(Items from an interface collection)
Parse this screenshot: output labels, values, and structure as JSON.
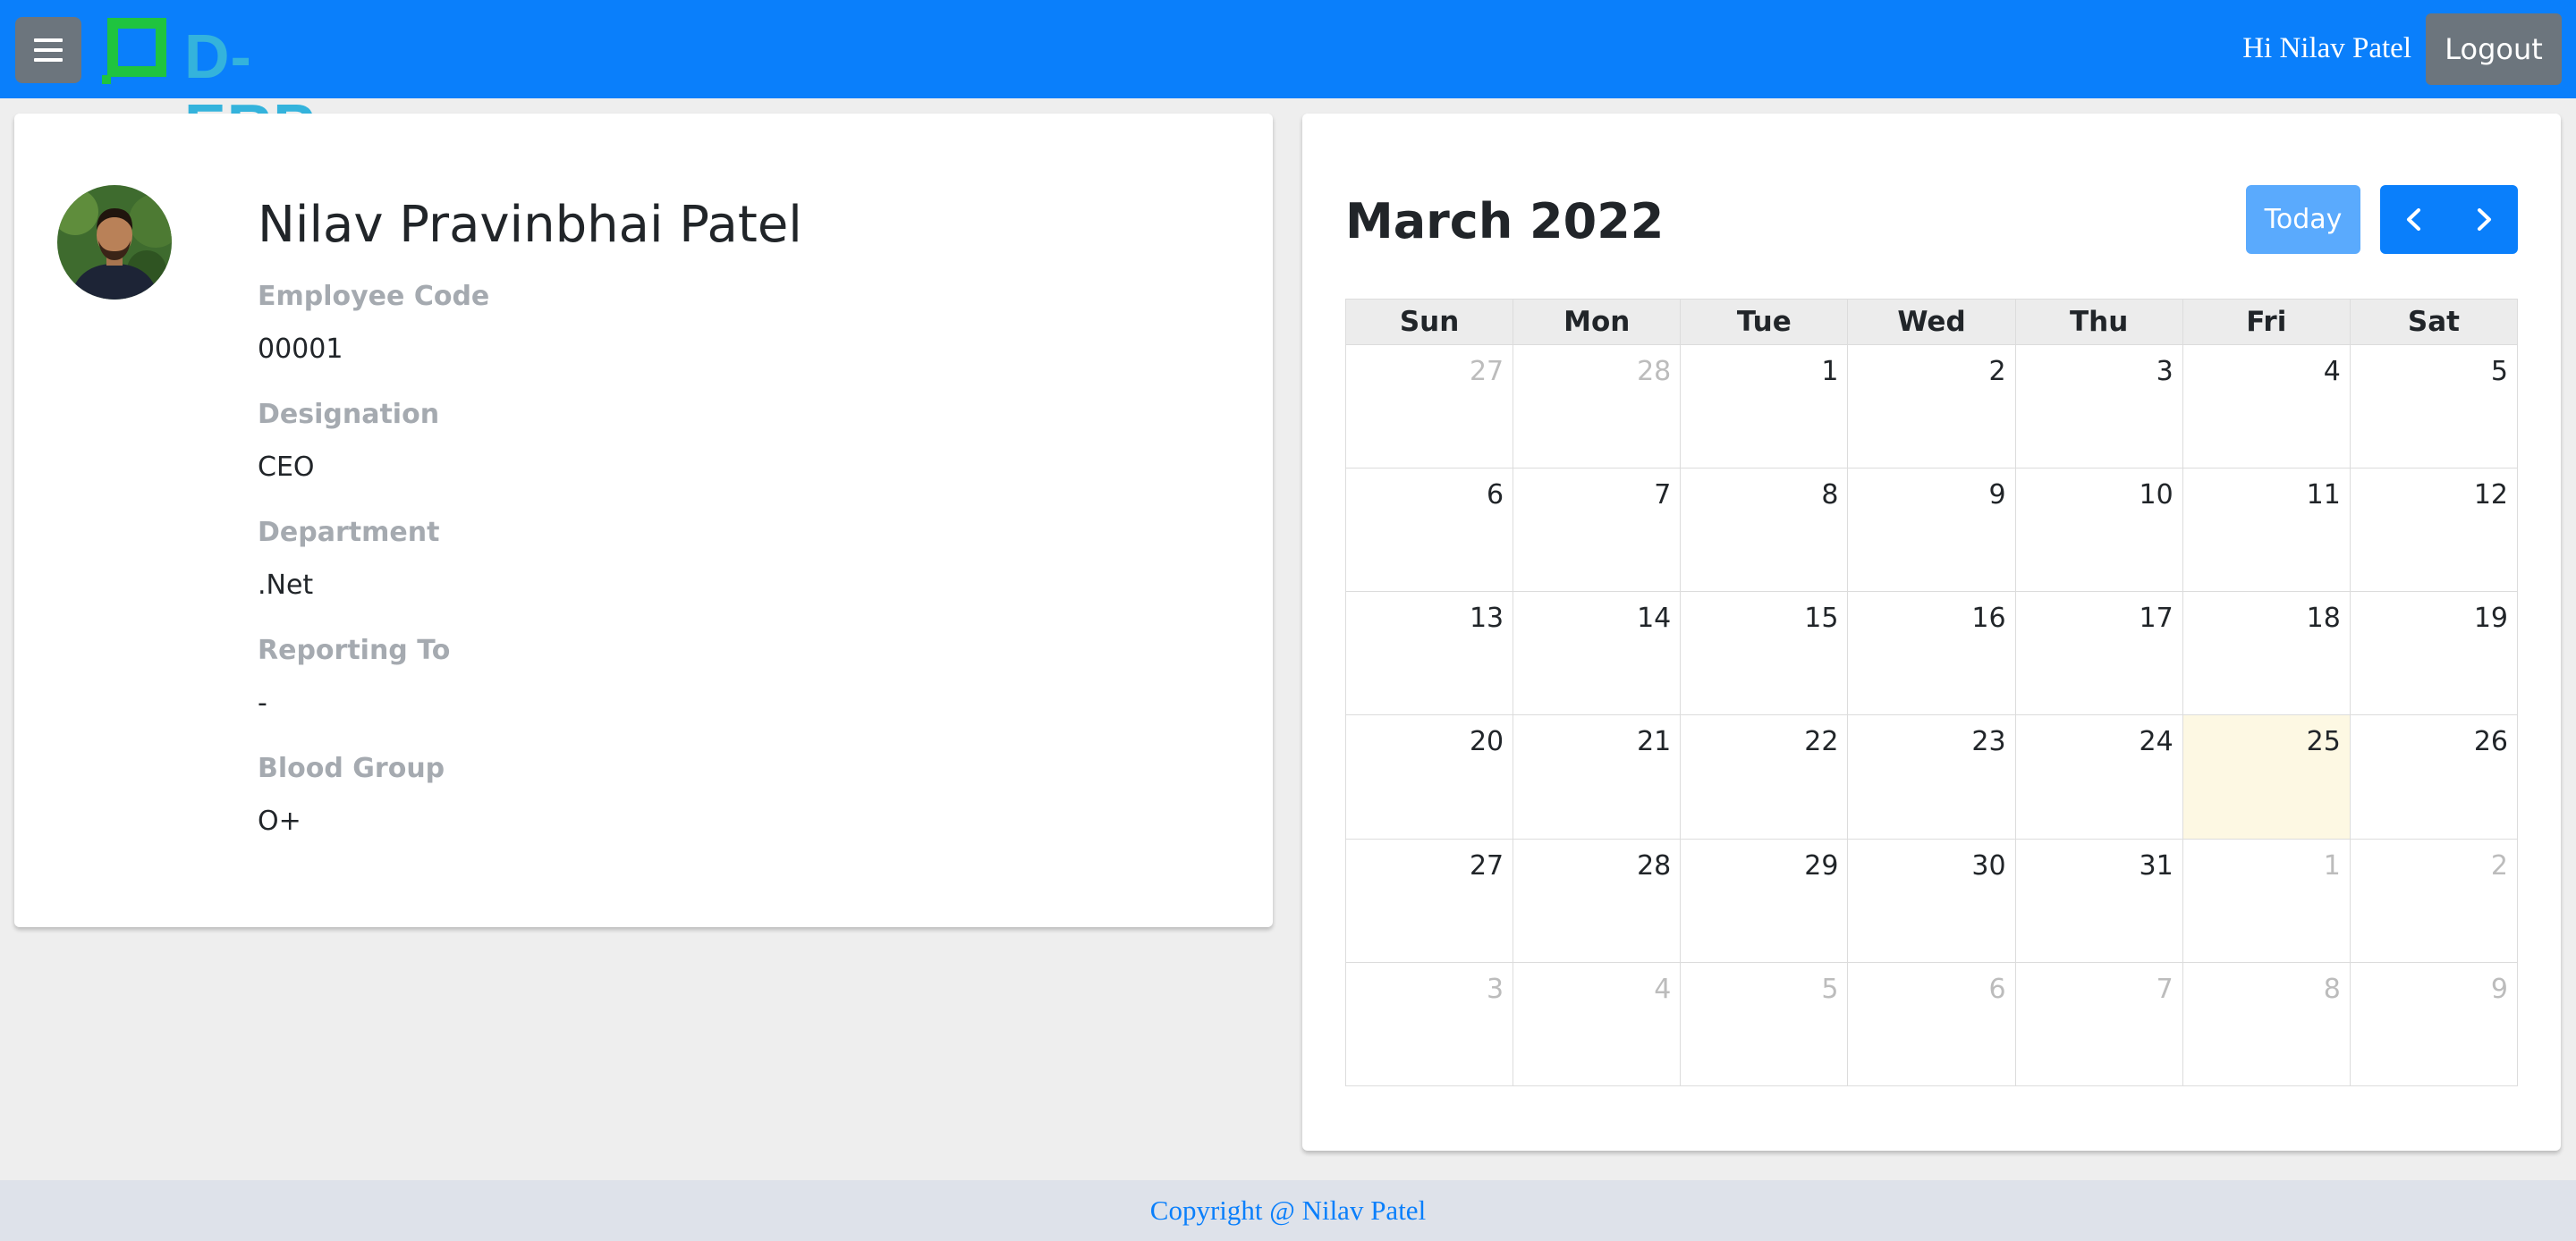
{
  "header": {
    "logo_text": "D-ERP",
    "greeting": "Hi Nilav Patel",
    "logout_label": "Logout"
  },
  "profile": {
    "name": "Nilav Pravinbhai Patel",
    "fields": [
      {
        "label": "Employee Code",
        "value": "00001"
      },
      {
        "label": "Designation",
        "value": "CEO"
      },
      {
        "label": "Department",
        "value": ".Net"
      },
      {
        "label": "Reporting To",
        "value": "-"
      },
      {
        "label": "Blood Group",
        "value": "O+"
      }
    ]
  },
  "calendar": {
    "title": "March 2022",
    "today_label": "Today",
    "weekdays": [
      "Sun",
      "Mon",
      "Tue",
      "Wed",
      "Thu",
      "Fri",
      "Sat"
    ],
    "weeks": [
      [
        "27",
        "28",
        "1",
        "2",
        "3",
        "4",
        "5"
      ],
      [
        "6",
        "7",
        "8",
        "9",
        "10",
        "11",
        "12"
      ],
      [
        "13",
        "14",
        "15",
        "16",
        "17",
        "18",
        "19"
      ],
      [
        "20",
        "21",
        "22",
        "23",
        "24",
        "25",
        "26"
      ],
      [
        "27",
        "28",
        "29",
        "30",
        "31",
        "1",
        "2"
      ],
      [
        "3",
        "4",
        "5",
        "6",
        "7",
        "8",
        "9"
      ]
    ],
    "today_day": "25",
    "today_highlight_color": "#fdf8e3"
  },
  "footer": {
    "copyright": "Copyright @ Nilav Patel"
  },
  "colors": {
    "navbar": "#0a7ffb",
    "secondary_button": "#6c757d",
    "today_button": "#5aaafd",
    "label_text": "#a5aab0",
    "footer_bg": "#dee2ea"
  },
  "icons": {
    "menu": "hamburger-icon",
    "prev": "chevron-left-icon",
    "next": "chevron-right-icon"
  }
}
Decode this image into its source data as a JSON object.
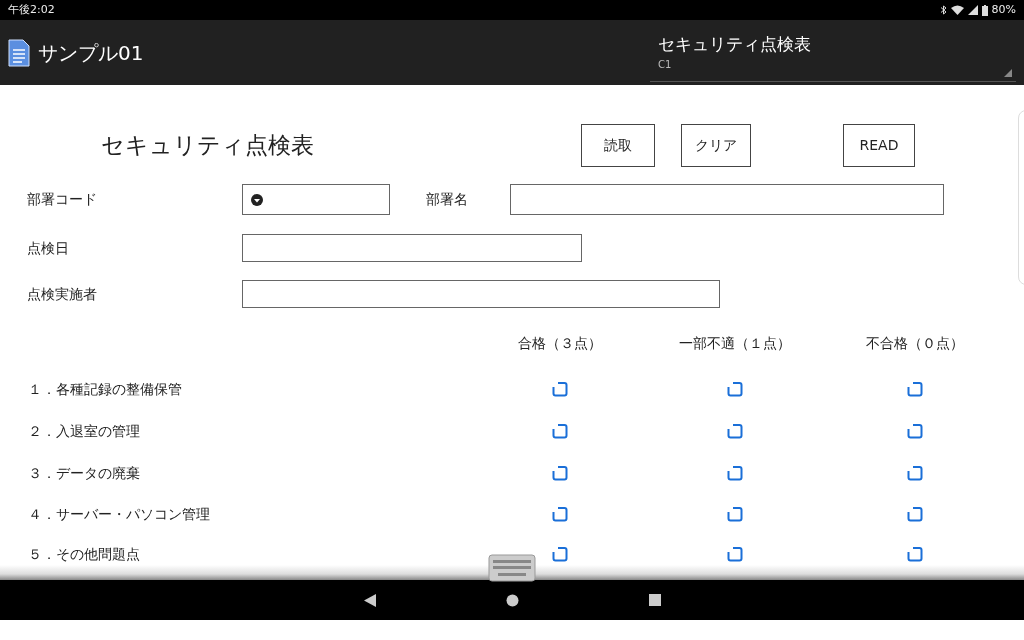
{
  "status_bar": {
    "time": "午後2:02",
    "battery": "80%"
  },
  "app_bar": {
    "title": "サンプル01",
    "sheet": {
      "title": "セキュリティ点検表",
      "subtitle": "C1"
    }
  },
  "form": {
    "title": "セキュリティ点検表",
    "buttons": [
      "読取",
      "クリア",
      "READ"
    ],
    "fields": [
      {
        "label": "部署コード",
        "kind": "dropdown"
      },
      {
        "label": "部署名",
        "kind": "text"
      },
      {
        "label": "点検日",
        "kind": "text"
      },
      {
        "label": "点検実施者",
        "kind": "text"
      }
    ],
    "columns": [
      "合格（３点）",
      "一部不適（１点）",
      "不合格（０点）"
    ],
    "items": [
      {
        "label": "１．各種記録の整備保管",
        "checks": [
          false,
          false,
          false
        ]
      },
      {
        "label": "２．入退室の管理",
        "checks": [
          false,
          false,
          false
        ]
      },
      {
        "label": "３．データの廃棄",
        "checks": [
          false,
          false,
          false
        ]
      },
      {
        "label": "４．サーバー・パソコン管理",
        "checks": [
          false,
          false,
          false
        ]
      },
      {
        "label": "５．その他問題点",
        "checks": [
          false,
          false,
          false
        ]
      }
    ]
  }
}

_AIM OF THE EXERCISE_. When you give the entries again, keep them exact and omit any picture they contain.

_RESPONSE TO THE TASK_.
Parse this screenshot: output labels, values, and structure as JSON.
{
  "header": {
    "logo_text": "D-ERP",
    "greeting": "Hi Nilav Patel",
    "logout_label": "Logout"
  },
  "profile": {
    "name": "Nilav Pravinbhai Patel",
    "fields": [
      {
        "label": "Employee Code",
        "value": "00001"
      },
      {
        "label": "Designation",
        "value": "CEO"
      },
      {
        "label": "Department",
        "value": ".Net"
      },
      {
        "label": "Reporting To",
        "value": "-"
      },
      {
        "label": "Blood Group",
        "value": "O+"
      }
    ]
  },
  "calendar": {
    "title": "March 2022",
    "today_label": "Today",
    "weekdays": [
      "Sun",
      "Mon",
      "Tue",
      "Wed",
      "Thu",
      "Fri",
      "Sat"
    ],
    "weeks": [
      [
        "27",
        "28",
        "1",
        "2",
        "3",
        "4",
        "5"
      ],
      [
        "6",
        "7",
        "8",
        "9",
        "10",
        "11",
        "12"
      ],
      [
        "13",
        "14",
        "15",
        "16",
        "17",
        "18",
        "19"
      ],
      [
        "20",
        "21",
        "22",
        "23",
        "24",
        "25",
        "26"
      ],
      [
        "27",
        "28",
        "29",
        "30",
        "31",
        "1",
        "2"
      ],
      [
        "3",
        "4",
        "5",
        "6",
        "7",
        "8",
        "9"
      ]
    ],
    "today_day": "25",
    "today_highlight_color": "#fdf8e3"
  },
  "footer": {
    "copyright": "Copyright @ Nilav Patel"
  },
  "colors": {
    "navbar": "#0a7ffb",
    "secondary_button": "#6c757d",
    "today_button": "#5aaafd",
    "label_text": "#a5aab0",
    "footer_bg": "#dee2ea"
  },
  "icons": {
    "menu": "hamburger-icon",
    "prev": "chevron-left-icon",
    "next": "chevron-right-icon"
  }
}
Decode this image into its source data as a JSON object.
{
  "status_bar": {
    "time": "午後2:02",
    "battery": "80%"
  },
  "app_bar": {
    "title": "サンプル01",
    "sheet": {
      "title": "セキュリティ点検表",
      "subtitle": "C1"
    }
  },
  "form": {
    "title": "セキュリティ点検表",
    "buttons": [
      "読取",
      "クリア",
      "READ"
    ],
    "fields": [
      {
        "label": "部署コード",
        "kind": "dropdown"
      },
      {
        "label": "部署名",
        "kind": "text"
      },
      {
        "label": "点検日",
        "kind": "text"
      },
      {
        "label": "点検実施者",
        "kind": "text"
      }
    ],
    "columns": [
      "合格（３点）",
      "一部不適（１点）",
      "不合格（０点）"
    ],
    "items": [
      {
        "label": "１．各種記録の整備保管",
        "checks": [
          false,
          false,
          false
        ]
      },
      {
        "label": "２．入退室の管理",
        "checks": [
          false,
          false,
          false
        ]
      },
      {
        "label": "３．データの廃棄",
        "checks": [
          false,
          false,
          false
        ]
      },
      {
        "label": "４．サーバー・パソコン管理",
        "checks": [
          false,
          false,
          false
        ]
      },
      {
        "label": "５．その他問題点",
        "checks": [
          false,
          false,
          false
        ]
      }
    ]
  }
}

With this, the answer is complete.